§ **WHAT THE TASK REQUIRES**: Return all entries precisely as they stand, without the images.

┌─ RECORDS SUPPLIED

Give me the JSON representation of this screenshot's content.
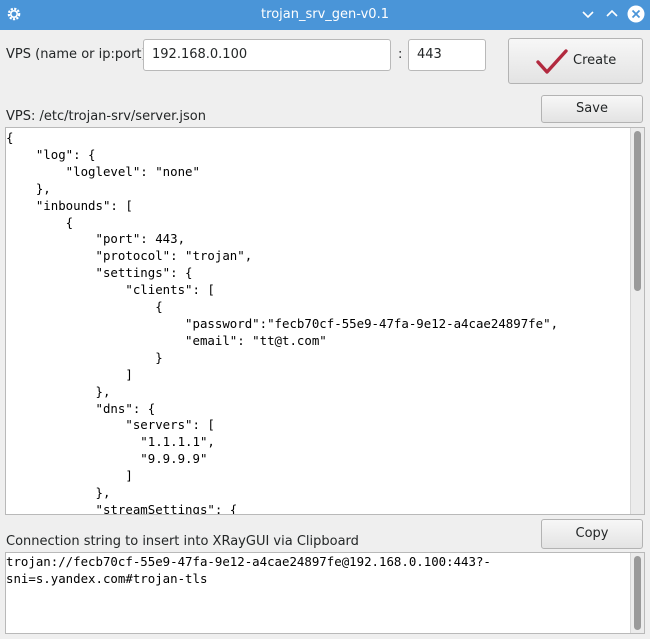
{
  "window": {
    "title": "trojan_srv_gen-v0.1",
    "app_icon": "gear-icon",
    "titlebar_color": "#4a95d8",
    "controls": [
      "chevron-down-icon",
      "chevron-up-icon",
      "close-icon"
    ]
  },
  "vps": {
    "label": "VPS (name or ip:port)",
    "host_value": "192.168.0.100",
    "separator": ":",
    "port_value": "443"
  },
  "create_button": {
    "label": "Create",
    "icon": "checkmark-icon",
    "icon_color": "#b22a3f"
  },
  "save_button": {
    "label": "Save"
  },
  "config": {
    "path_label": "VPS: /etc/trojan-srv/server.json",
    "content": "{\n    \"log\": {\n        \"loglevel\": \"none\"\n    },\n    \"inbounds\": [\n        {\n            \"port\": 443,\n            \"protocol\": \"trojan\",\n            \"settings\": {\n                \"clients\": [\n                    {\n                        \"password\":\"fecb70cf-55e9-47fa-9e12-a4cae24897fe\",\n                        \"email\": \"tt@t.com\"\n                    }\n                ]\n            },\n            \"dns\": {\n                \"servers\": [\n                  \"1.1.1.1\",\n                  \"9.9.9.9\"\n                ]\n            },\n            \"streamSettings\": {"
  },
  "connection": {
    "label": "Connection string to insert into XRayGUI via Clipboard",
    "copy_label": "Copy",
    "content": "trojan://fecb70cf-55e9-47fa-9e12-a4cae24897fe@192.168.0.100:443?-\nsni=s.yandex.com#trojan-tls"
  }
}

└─

§ **FINISHED EXERCISE**:
Give me the JSON representation of this screenshot's content.
{
  "window": {
    "title": "trojan_srv_gen-v0.1",
    "app_icon": "gear-icon",
    "titlebar_color": "#4a95d8",
    "controls": [
      "chevron-down-icon",
      "chevron-up-icon",
      "close-icon"
    ]
  },
  "vps": {
    "label": "VPS (name or ip:port)",
    "host_value": "192.168.0.100",
    "separator": ":",
    "port_value": "443"
  },
  "create_button": {
    "label": "Create",
    "icon": "checkmark-icon",
    "icon_color": "#b22a3f"
  },
  "save_button": {
    "label": "Save"
  },
  "config": {
    "path_label": "VPS: /etc/trojan-srv/server.json",
    "content": "{\n    \"log\": {\n        \"loglevel\": \"none\"\n    },\n    \"inbounds\": [\n        {\n            \"port\": 443,\n            \"protocol\": \"trojan\",\n            \"settings\": {\n                \"clients\": [\n                    {\n                        \"password\":\"fecb70cf-55e9-47fa-9e12-a4cae24897fe\",\n                        \"email\": \"tt@t.com\"\n                    }\n                ]\n            },\n            \"dns\": {\n                \"servers\": [\n                  \"1.1.1.1\",\n                  \"9.9.9.9\"\n                ]\n            },\n            \"streamSettings\": {"
  },
  "connection": {
    "label": "Connection string to insert into XRayGUI via Clipboard",
    "copy_label": "Copy",
    "content": "trojan://fecb70cf-55e9-47fa-9e12-a4cae24897fe@192.168.0.100:443?-\nsni=s.yandex.com#trojan-tls"
  }
}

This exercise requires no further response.